[Records to use]
::::::::::
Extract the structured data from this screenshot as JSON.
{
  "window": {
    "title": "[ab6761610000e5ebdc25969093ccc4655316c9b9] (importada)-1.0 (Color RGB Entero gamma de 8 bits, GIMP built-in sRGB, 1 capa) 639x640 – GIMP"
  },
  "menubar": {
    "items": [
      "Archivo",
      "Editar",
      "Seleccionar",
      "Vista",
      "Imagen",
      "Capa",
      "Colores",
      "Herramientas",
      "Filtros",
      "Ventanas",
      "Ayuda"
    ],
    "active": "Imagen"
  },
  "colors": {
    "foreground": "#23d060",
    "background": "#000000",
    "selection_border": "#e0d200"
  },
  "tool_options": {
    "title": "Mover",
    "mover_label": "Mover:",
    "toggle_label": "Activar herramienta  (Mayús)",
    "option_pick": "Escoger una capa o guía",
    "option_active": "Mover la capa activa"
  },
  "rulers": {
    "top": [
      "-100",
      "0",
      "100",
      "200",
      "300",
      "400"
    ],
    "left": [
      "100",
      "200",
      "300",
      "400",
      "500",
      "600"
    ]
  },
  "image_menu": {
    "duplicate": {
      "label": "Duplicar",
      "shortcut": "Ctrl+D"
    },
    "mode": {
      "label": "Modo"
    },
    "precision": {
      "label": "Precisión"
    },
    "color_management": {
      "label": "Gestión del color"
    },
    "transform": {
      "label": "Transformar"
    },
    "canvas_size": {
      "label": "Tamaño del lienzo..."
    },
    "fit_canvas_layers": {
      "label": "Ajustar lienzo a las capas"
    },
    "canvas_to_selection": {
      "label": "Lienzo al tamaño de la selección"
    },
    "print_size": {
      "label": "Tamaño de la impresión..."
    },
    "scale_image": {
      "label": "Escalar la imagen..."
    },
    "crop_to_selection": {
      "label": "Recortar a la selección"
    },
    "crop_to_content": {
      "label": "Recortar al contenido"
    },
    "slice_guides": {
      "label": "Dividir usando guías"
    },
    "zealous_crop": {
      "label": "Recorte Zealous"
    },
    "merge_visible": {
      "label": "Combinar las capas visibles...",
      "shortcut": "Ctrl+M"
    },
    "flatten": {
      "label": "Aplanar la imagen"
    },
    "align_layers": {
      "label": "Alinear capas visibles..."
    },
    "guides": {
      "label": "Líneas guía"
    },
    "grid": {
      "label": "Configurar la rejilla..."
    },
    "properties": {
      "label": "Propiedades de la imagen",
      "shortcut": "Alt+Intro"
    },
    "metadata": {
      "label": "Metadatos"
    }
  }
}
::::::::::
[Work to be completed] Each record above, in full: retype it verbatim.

[Response]
Extract the structured data from this screenshot as JSON.
{
  "window": {
    "title": "[ab6761610000e5ebdc25969093ccc4655316c9b9] (importada)-1.0 (Color RGB Entero gamma de 8 bits, GIMP built-in sRGB, 1 capa) 639x640 – GIMP"
  },
  "menubar": {
    "items": [
      "Archivo",
      "Editar",
      "Seleccionar",
      "Vista",
      "Imagen",
      "Capa",
      "Colores",
      "Herramientas",
      "Filtros",
      "Ventanas",
      "Ayuda"
    ],
    "active": "Imagen"
  },
  "colors": {
    "foreground": "#23d060",
    "background": "#000000",
    "selection_border": "#e0d200"
  },
  "tool_options": {
    "title": "Mover",
    "mover_label": "Mover:",
    "toggle_label": "Activar herramienta  (Mayús)",
    "option_pick": "Escoger una capa o guía",
    "option_active": "Mover la capa activa"
  },
  "rulers": {
    "top": [
      "-100",
      "0",
      "100",
      "200",
      "300",
      "400"
    ],
    "left": [
      "100",
      "200",
      "300",
      "400",
      "500",
      "600"
    ]
  },
  "image_menu": {
    "duplicate": {
      "label": "Duplicar",
      "shortcut": "Ctrl+D"
    },
    "mode": {
      "label": "Modo"
    },
    "precision": {
      "label": "Precisión"
    },
    "color_management": {
      "label": "Gestión del color"
    },
    "transform": {
      "label": "Transformar"
    },
    "canvas_size": {
      "label": "Tamaño del lienzo..."
    },
    "fit_canvas_layers": {
      "label": "Ajustar lienzo a las capas"
    },
    "canvas_to_selection": {
      "label": "Lienzo al tamaño de la selección"
    },
    "print_size": {
      "label": "Tamaño de la impresión..."
    },
    "scale_image": {
      "label": "Escalar la imagen..."
    },
    "crop_to_selection": {
      "label": "Recortar a la selección"
    },
    "crop_to_content": {
      "label": "Recortar al contenido"
    },
    "slice_guides": {
      "label": "Dividir usando guías"
    },
    "zealous_crop": {
      "label": "Recorte Zealous"
    },
    "merge_visible": {
      "label": "Combinar las capas visibles...",
      "shortcut": "Ctrl+M"
    },
    "flatten": {
      "label": "Aplanar la imagen"
    },
    "align_layers": {
      "label": "Alinear capas visibles..."
    },
    "guides": {
      "label": "Líneas guía"
    },
    "grid": {
      "label": "Configurar la rejilla..."
    },
    "properties": {
      "label": "Propiedades de la imagen",
      "shortcut": "Alt+Intro"
    },
    "metadata": {
      "label": "Metadatos"
    }
  }
}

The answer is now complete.